The Medicines and Healthcare products Regulatory Agency (MHRA) has issued a final cut-off date for the ‘sell through’ of unlicensed herbal medicines.
The Agency announced yesterday (20 November) that from April 30 2014 retailers will longer be able to sell unlicensed herbal medicines that are not registered under the Traditional Herbal Registration (THR) scheme in the UK.
Under an agreement with industry the MHRA has allowed retailers to sell through herbal medicines that were on the UK market before April 2011 (the date when the transition period of the Traditional Herbal Medicinal Products Directive (THMPD) ended).
The Agency anticipated that all products still on shelves were likely to be sold within an 18-24 month period. But it says many products are still on shelves in 2013 and it is now taking action to remove them.
Dr Linda Anderson, MHRA Licensing Division, said: “It is now nearly ten years since the implementation of the European Directive on herbal medicines. Companies have had this time to bring products up to appropriate standards and apply for a THR registration. ”

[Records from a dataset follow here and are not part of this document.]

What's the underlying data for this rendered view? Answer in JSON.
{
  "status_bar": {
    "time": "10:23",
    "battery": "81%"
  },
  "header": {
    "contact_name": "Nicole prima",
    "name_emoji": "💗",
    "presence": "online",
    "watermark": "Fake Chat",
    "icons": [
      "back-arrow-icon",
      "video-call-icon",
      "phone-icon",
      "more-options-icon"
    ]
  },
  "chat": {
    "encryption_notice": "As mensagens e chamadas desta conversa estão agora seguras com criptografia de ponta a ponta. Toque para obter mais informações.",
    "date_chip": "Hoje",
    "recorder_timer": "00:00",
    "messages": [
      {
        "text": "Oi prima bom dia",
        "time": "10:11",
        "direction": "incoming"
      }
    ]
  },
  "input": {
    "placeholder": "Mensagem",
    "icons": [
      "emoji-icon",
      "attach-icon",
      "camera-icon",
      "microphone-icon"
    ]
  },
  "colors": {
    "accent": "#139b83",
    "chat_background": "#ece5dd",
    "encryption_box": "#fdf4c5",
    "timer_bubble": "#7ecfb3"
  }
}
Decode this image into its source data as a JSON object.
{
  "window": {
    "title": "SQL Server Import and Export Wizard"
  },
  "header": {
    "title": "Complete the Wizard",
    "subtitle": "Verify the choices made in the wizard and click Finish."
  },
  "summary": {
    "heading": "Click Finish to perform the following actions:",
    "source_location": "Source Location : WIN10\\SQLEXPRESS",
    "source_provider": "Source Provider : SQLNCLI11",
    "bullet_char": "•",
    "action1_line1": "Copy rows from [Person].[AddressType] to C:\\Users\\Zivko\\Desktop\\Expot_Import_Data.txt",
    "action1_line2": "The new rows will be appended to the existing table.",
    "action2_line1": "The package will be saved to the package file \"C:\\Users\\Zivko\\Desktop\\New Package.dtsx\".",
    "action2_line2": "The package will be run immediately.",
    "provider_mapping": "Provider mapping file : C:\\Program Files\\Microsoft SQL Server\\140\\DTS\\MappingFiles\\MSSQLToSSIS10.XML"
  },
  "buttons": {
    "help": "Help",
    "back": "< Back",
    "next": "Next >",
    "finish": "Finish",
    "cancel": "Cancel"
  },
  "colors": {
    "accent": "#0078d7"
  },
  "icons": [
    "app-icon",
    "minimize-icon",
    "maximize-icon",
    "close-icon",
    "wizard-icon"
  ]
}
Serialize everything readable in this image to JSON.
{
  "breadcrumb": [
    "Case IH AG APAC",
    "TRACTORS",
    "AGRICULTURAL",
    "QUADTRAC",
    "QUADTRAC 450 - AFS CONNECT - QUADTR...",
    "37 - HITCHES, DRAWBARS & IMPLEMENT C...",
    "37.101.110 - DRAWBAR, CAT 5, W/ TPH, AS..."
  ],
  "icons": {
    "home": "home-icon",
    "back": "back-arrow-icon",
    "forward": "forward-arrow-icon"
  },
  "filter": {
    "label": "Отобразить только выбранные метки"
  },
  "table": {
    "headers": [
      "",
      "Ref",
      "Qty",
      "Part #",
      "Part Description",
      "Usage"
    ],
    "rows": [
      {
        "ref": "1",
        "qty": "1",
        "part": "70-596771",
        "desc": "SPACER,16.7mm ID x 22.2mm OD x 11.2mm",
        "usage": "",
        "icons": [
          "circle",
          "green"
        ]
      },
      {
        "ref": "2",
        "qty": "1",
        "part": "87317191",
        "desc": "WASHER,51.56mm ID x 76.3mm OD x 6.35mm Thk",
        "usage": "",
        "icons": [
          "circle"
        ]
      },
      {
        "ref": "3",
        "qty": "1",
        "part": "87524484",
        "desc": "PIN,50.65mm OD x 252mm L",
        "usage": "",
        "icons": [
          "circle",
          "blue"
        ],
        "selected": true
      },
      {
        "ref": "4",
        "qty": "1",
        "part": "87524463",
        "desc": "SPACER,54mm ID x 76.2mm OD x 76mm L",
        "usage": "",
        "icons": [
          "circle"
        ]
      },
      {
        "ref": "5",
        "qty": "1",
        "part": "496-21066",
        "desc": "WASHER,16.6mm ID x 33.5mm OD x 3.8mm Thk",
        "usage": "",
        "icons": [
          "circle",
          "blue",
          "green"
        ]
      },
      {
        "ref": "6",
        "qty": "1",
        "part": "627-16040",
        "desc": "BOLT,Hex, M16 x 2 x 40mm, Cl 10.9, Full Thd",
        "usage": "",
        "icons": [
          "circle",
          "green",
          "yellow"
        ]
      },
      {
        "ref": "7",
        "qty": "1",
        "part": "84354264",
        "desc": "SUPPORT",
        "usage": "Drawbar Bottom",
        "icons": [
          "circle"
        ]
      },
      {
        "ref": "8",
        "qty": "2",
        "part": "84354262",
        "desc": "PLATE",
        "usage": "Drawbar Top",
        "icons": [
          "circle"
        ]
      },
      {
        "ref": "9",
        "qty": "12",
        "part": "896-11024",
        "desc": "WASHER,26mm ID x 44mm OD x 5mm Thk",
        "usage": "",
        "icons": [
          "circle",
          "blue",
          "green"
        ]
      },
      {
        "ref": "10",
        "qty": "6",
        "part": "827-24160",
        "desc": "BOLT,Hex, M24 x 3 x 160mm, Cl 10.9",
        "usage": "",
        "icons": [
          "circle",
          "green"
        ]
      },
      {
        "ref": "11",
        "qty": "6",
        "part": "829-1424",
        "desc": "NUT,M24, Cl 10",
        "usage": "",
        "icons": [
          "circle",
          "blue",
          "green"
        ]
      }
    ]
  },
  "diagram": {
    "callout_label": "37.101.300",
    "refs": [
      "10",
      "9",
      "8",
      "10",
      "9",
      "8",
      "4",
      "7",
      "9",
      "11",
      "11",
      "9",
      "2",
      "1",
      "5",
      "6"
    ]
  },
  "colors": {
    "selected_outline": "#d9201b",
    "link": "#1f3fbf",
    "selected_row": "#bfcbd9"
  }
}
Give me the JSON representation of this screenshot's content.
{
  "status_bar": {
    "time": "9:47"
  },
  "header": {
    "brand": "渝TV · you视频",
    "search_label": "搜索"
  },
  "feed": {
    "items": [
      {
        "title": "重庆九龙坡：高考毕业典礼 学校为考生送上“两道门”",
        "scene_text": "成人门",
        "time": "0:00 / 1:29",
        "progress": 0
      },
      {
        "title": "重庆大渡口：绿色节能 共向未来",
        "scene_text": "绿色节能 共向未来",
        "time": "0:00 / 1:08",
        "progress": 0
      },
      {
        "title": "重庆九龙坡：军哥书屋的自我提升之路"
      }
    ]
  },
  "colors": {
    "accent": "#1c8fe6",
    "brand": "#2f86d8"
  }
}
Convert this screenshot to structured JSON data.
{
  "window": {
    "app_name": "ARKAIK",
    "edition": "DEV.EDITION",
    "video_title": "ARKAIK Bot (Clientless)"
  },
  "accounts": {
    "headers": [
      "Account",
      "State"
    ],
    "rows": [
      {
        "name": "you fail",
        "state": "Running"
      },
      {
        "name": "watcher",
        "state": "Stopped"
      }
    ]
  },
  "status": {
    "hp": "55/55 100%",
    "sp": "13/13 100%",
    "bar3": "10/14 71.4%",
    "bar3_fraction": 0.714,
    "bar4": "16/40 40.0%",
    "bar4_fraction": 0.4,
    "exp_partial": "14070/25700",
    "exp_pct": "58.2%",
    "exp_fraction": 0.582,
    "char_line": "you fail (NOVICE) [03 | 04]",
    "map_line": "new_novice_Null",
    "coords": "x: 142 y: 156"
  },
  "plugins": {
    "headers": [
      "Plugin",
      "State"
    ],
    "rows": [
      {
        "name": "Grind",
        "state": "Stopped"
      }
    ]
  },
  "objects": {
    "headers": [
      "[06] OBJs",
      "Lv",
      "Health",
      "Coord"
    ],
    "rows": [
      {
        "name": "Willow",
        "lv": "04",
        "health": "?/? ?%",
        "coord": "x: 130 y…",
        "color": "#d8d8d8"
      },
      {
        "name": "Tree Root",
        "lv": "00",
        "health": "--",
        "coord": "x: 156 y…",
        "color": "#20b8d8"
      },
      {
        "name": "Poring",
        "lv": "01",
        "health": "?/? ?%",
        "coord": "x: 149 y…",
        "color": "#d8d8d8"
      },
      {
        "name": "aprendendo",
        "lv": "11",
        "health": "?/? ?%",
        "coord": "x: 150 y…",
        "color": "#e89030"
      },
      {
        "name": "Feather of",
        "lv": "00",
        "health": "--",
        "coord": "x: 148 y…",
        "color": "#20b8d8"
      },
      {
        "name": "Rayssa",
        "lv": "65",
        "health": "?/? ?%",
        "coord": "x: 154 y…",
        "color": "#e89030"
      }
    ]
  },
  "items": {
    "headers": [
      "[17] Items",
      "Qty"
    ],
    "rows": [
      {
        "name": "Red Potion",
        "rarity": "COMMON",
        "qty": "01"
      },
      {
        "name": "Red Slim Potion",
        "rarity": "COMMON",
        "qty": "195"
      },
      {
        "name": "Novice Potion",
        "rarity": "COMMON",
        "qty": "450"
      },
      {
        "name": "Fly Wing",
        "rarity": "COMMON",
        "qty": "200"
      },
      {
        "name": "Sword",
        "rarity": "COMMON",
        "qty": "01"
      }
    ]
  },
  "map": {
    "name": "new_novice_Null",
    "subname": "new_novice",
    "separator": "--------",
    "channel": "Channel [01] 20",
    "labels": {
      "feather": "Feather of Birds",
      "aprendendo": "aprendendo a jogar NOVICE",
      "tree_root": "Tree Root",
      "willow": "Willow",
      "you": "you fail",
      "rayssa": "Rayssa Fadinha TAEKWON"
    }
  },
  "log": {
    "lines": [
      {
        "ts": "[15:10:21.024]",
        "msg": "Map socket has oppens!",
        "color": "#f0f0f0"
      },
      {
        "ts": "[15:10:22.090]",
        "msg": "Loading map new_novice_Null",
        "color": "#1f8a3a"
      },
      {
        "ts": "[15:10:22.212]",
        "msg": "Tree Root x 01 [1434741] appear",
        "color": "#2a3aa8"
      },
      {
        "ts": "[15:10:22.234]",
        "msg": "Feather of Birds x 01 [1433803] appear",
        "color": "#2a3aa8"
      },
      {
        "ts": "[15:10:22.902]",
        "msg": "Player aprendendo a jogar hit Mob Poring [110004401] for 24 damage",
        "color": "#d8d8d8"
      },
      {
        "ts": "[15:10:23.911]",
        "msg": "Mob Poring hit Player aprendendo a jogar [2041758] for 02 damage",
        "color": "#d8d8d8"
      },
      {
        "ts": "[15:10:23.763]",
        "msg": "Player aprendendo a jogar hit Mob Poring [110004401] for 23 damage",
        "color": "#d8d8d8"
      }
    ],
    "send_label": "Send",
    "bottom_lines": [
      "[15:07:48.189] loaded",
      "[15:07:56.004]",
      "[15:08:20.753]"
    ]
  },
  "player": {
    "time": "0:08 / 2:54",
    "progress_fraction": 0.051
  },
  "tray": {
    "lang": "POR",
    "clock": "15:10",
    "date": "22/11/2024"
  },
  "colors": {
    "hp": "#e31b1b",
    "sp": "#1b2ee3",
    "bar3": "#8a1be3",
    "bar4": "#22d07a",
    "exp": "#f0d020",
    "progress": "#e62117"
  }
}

Industry will read this development as a signal that the MHRA is about to step up its enforcement of the herbals category.
Manufacturers and trade associations meanwhile are continuing to lobby for a wider group of herbs and plants to be afforded the status of ‘botanicals’, allowing products containing them to be marketed as supplements and regulated under food law. They argue that the law remains unclear on the products occupying the borderline between medicinal herbs and botanicals.
Some companies have separately warned that the entire herbal category risks being damaged if ‘non-therapeutic’ versions of popular and trusted medicinal herbs are placed on the market. And one brand owner told Natural Products that ‘botanical supplements’ was a “meaningless term being used simply to get around the law”.